SPECIES_TOGASHI_NON - Nonsynonymous species names used in Togashi (1949)
Nonsynonymous species names recorded in Togashi (1949).
TITLE_INFO - Information provided in titles of publications used by Togashi (1949) to extract cardinal temperature data.
Information provided in the titles of publications used to extract cardinal temperature data were used to determine if species name could be identified. Information not thought to be directly relevant to clarifying nonsynonymous species relationships has been omitted, unless otherwise clarified in column ‘TITLE_MATCH’.
TITLE_MATCH - Do species in source titles match species in Togashi (1949).
Whether the information provided in publication titles matched any synonymous or nonsynonymous species names provided by Togashi (1949).
SPECIES_CHANGED - Species name changed.
Depending on information detailed in 'SPECIES_TOGASHI', 'SPECIES_TOGASHI_NON', 'TITLE_INFO', and 'TITLE_MATCH', this column provides information on whether the final species name was updated based on species name information provided in publication references for cardinal temperature data.
AMBIGUOUS - Recorded deleted in subset analysis due to ambiguity.
'Y' indicates data removed for ambiguous species subset data analysis detailed in Chaloner et al., 2020.
SPORE - Spore type.
Spore type or otherwise recorded in Togashi (1949).
PROCESS - Biological process.
Biological process recorded in Togashi (1949).
CARDINAL - Cardinal temperature.
The type of cardinal temperature, i.e. minimum (min), optimum (opt), or maximum (max).
TEMPERATURE - Temperature in degrees Celsius.
DETAILS - Additional details.
Details associated with cardinal temperature data extracted from Togashi (1949). Where cardinal temperature data were estimated from prose in Togashi (1949), relevant information is provided here.
UNCERTAINTY - Uncertainty in temperature values.

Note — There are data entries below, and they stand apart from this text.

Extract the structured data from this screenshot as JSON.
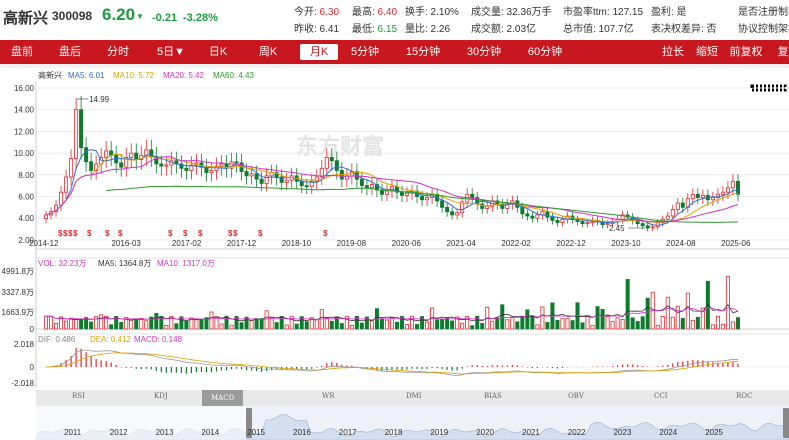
{
  "header": {
    "stock_name": "高新兴",
    "stock_code": "300098",
    "price": "6.20",
    "change": "-0.21",
    "change_pct": "-3.28%",
    "quotes": [
      {
        "label": "今开:",
        "value": "6.30",
        "color": "red"
      },
      {
        "label": "最高:",
        "value": "6.40",
        "color": "red"
      },
      {
        "label": "换手:",
        "value": "2.10%",
        "color": "none"
      },
      {
        "label": "成交量:",
        "value": "32.36万手",
        "color": "none"
      },
      {
        "label": "市盈率ttm:",
        "value": "127.15",
        "color": "none"
      },
      {
        "label": "盈利:",
        "value": "是",
        "color": "none"
      },
      {
        "label": "是否注册制:",
        "value": "",
        "color": "none"
      },
      {
        "label": "昨收:",
        "value": "6.41",
        "color": "none"
      },
      {
        "label": "最低:",
        "value": "6.15",
        "color": "green"
      },
      {
        "label": "量比:",
        "value": "2.26",
        "color": "none"
      },
      {
        "label": "成交额:",
        "value": "2.03亿",
        "color": "none"
      },
      {
        "label": "总市值:",
        "value": "107.7亿",
        "color": "none"
      },
      {
        "label": "表决权差异:",
        "value": "否",
        "color": "none"
      },
      {
        "label": "协议控制架构",
        "value": "",
        "color": "none"
      }
    ]
  },
  "toolbar": {
    "periods": [
      "盘前",
      "盘后",
      "分时",
      "5日▼",
      "日K",
      "周K",
      "月K",
      "5分钟",
      "15分钟",
      "30分钟",
      "60分钟"
    ],
    "active_period": "月K",
    "right_buttons": [
      "拉长",
      "缩短",
      "前复权▼",
      "复"
    ]
  },
  "legend": {
    "name": "高新兴",
    "ma5": "MA5: 6.01",
    "ma10": "MA10: 5.72",
    "ma20": "MA20: 5.42",
    "ma60": "MA60: 4.43"
  },
  "price_axis": [
    "16.00",
    "14.00",
    "12.00",
    "10.00",
    "8.00",
    "6.00",
    "4.00",
    "2.00"
  ],
  "date_axis": [
    "2014-12",
    "2016-03",
    "2017-02",
    "2017-12",
    "2018-10",
    "2019-08",
    "2020-06",
    "2021-04",
    "2022-02",
    "2022-12",
    "2023-10",
    "2024-08",
    "2025-06"
  ],
  "annotations": {
    "high": "14.99",
    "low": "2.45",
    "event_marker": "$"
  },
  "watermark": "东方财富",
  "volume": {
    "axis": [
      "4991.8万",
      "3327.8万",
      "1663.9万",
      "0"
    ],
    "vol": "VOL: 32.23万",
    "ma5": "MA5: 1364.8万",
    "ma10": "MA10: 1317.0万"
  },
  "macd": {
    "axis": [
      "2.018",
      "0",
      "-2.018"
    ],
    "dif": "DIF: 0.486",
    "dea": "DEA: 0.412",
    "macd": "MACD: 0.148"
  },
  "indicator_tabs": [
    "RSI",
    "KDJ",
    "MACD",
    "WR",
    "DMI",
    "BIAS",
    "OBV",
    "CCI",
    "ROC"
  ],
  "active_indicator": "MACD",
  "navigator_years": [
    "2011",
    "2012",
    "2013",
    "2014",
    "2015",
    "2016",
    "2017",
    "2018",
    "2019",
    "2020",
    "2021",
    "2022",
    "2023",
    "2024",
    "2025"
  ],
  "colors": {
    "up": "#e0282d",
    "down": "#0f7b2e",
    "ma5": "#2f6fd6",
    "ma10": "#e0a000",
    "ma20": "#d633c8",
    "ma60": "#2c9a2c",
    "toolbar": "#c8171e"
  },
  "chart_data": {
    "type": "candlestick",
    "title": "",
    "x_start": "2011",
    "first_bar": "2014-12",
    "last_bar": "2025-06",
    "y_range": [
      1,
      16.5
    ],
    "price_high": 14.99,
    "price_low": 2.45,
    "price_last": 6.2
  }
}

'>' and '<' indicate data modified by +/- 2.5 Celsius in analyses exploring the influence of uncertainty in reported cardinal temperatures. See Methods section of Chaloner et al., (2020) for further details.
TEMPERATURE_REFERENCE - Cardinal temperature reference.
Publication reference for cardinal temperature data extracted by Togashi (1949).
DISEASE - Name of plant disease caused by pathogen.
HOST_PLANT - Name of host on which pathogen observed.
BBSRC, Award: BB/N020847/1